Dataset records
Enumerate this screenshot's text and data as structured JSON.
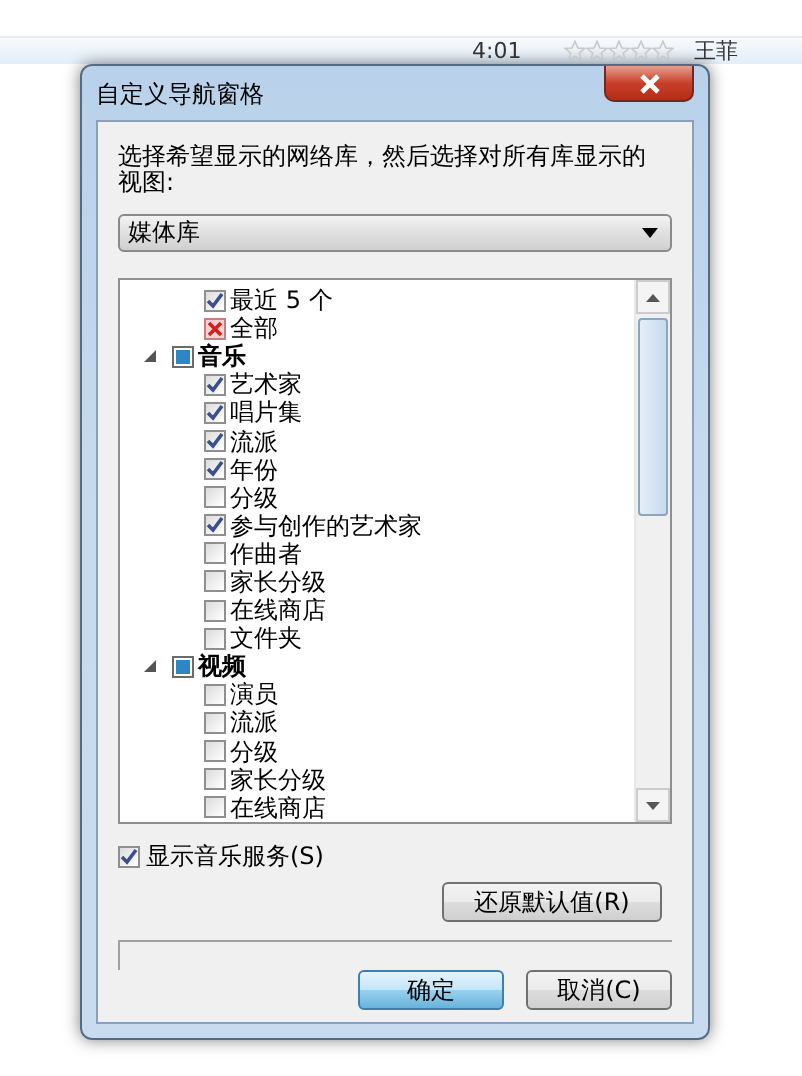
{
  "background_row": {
    "duration": "4:01",
    "stars": 0,
    "artist": "王菲"
  },
  "dialog": {
    "title": "自定义导航窗格",
    "instruction": "选择希望显示的网络库，然后选择对所有库显示的视图:",
    "library_select": {
      "value": "媒体库"
    },
    "tree": [
      {
        "children": [
          {
            "kind": "check",
            "label": "最近 5 个",
            "checked": true
          },
          {
            "kind": "exclude",
            "label": "全部",
            "checked": true
          }
        ]
      },
      {
        "label": "音乐",
        "expanded": true,
        "partial": true,
        "children": [
          {
            "kind": "check",
            "label": "艺术家",
            "checked": true
          },
          {
            "kind": "check",
            "label": "唱片集",
            "checked": true
          },
          {
            "kind": "check",
            "label": "流派",
            "checked": true
          },
          {
            "kind": "check",
            "label": "年份",
            "checked": true
          },
          {
            "kind": "check",
            "label": "分级",
            "checked": false
          },
          {
            "kind": "check",
            "label": "参与创作的艺术家",
            "checked": true
          },
          {
            "kind": "check",
            "label": "作曲者",
            "checked": false
          },
          {
            "kind": "check",
            "label": "家长分级",
            "checked": false
          },
          {
            "kind": "check",
            "label": "在线商店",
            "checked": false
          },
          {
            "kind": "check",
            "label": "文件夹",
            "checked": false
          }
        ]
      },
      {
        "label": "视频",
        "expanded": true,
        "partial": true,
        "children": [
          {
            "kind": "check",
            "label": "演员",
            "checked": false
          },
          {
            "kind": "check",
            "label": "流派",
            "checked": false
          },
          {
            "kind": "check",
            "label": "分级",
            "checked": false
          },
          {
            "kind": "check",
            "label": "家长分级",
            "checked": false
          },
          {
            "kind": "check",
            "label": "在线商店",
            "checked": false
          }
        ]
      }
    ],
    "show_music_services": {
      "label": "显示音乐服务(S)",
      "checked": true
    },
    "restore_button": "还原默认值(R)",
    "buttons": [
      "确定",
      "取消(C)"
    ]
  }
}
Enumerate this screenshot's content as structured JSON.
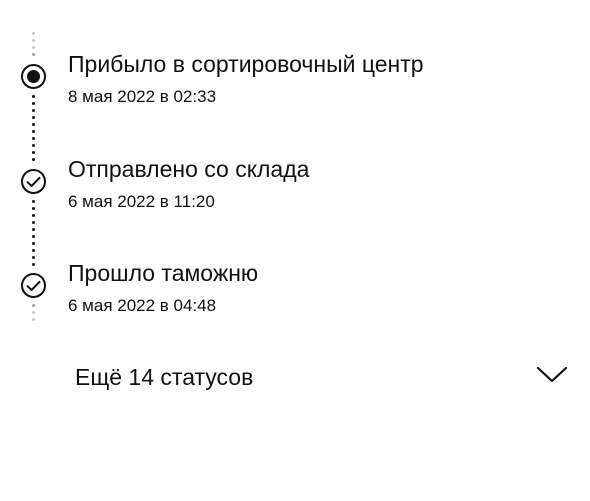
{
  "events": [
    {
      "title": "Прибыло в сортировочный центр",
      "date": "8 мая 2022 в 02:33",
      "state": "current",
      "icon": "filled-circle-icon"
    },
    {
      "title": "Отправлено со склада",
      "date": "6 мая 2022 в 11:20",
      "state": "completed",
      "icon": "check-circle-icon"
    },
    {
      "title": "Прошло таможню",
      "date": "6 мая 2022 в 04:48",
      "state": "completed",
      "icon": "check-circle-icon"
    }
  ],
  "more": {
    "label": "Ещё 14 статусов",
    "icon": "chevron-down-icon"
  },
  "colors": {
    "text": "#111111",
    "faded_dot": "#c8c8c8",
    "background": "#ffffff"
  }
}
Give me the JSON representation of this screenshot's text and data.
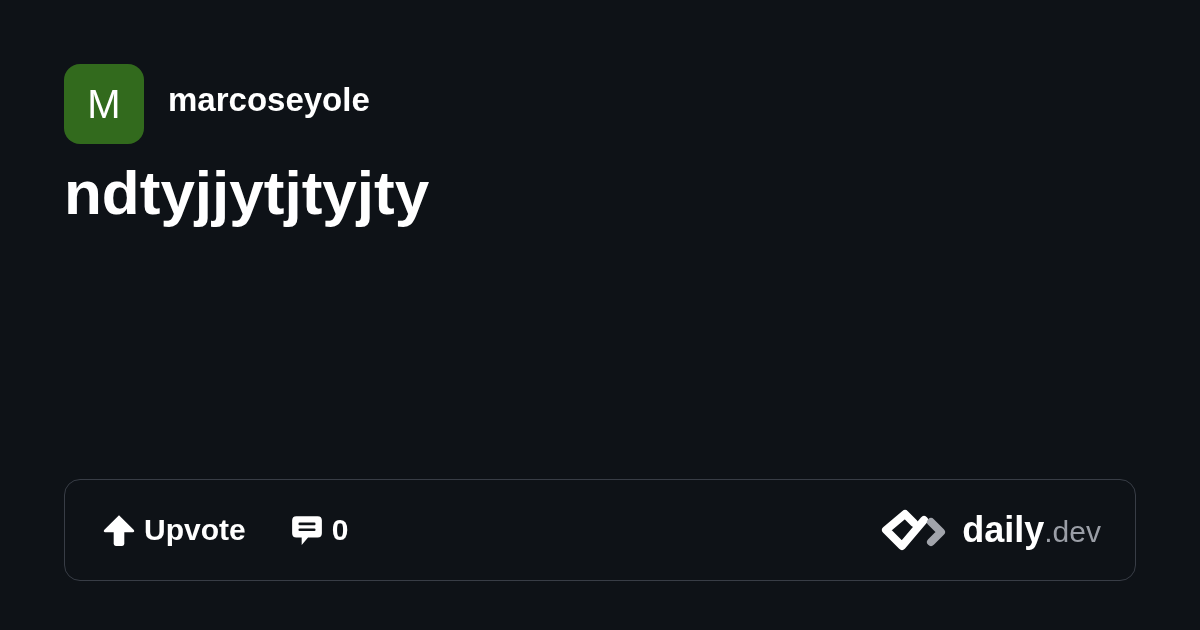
{
  "author": {
    "avatar_letter": "M",
    "name": "marcoseyole"
  },
  "post": {
    "title": "ndtyjjytjtyjty"
  },
  "footer": {
    "upvote_label": "Upvote",
    "comment_count": "0",
    "logo": {
      "name": "daily",
      "suffix": ".dev"
    }
  }
}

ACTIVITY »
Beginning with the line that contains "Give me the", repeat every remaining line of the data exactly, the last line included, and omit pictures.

SOLUTION FOR THIS EXERCISE »
Give me the JSON representation of this screenshot's text and data.
{
  "author": {
    "avatar_letter": "M",
    "name": "marcoseyole"
  },
  "post": {
    "title": "ndtyjjytjtyjty"
  },
  "footer": {
    "upvote_label": "Upvote",
    "comment_count": "0",
    "logo": {
      "name": "daily",
      "suffix": ".dev"
    }
  }
}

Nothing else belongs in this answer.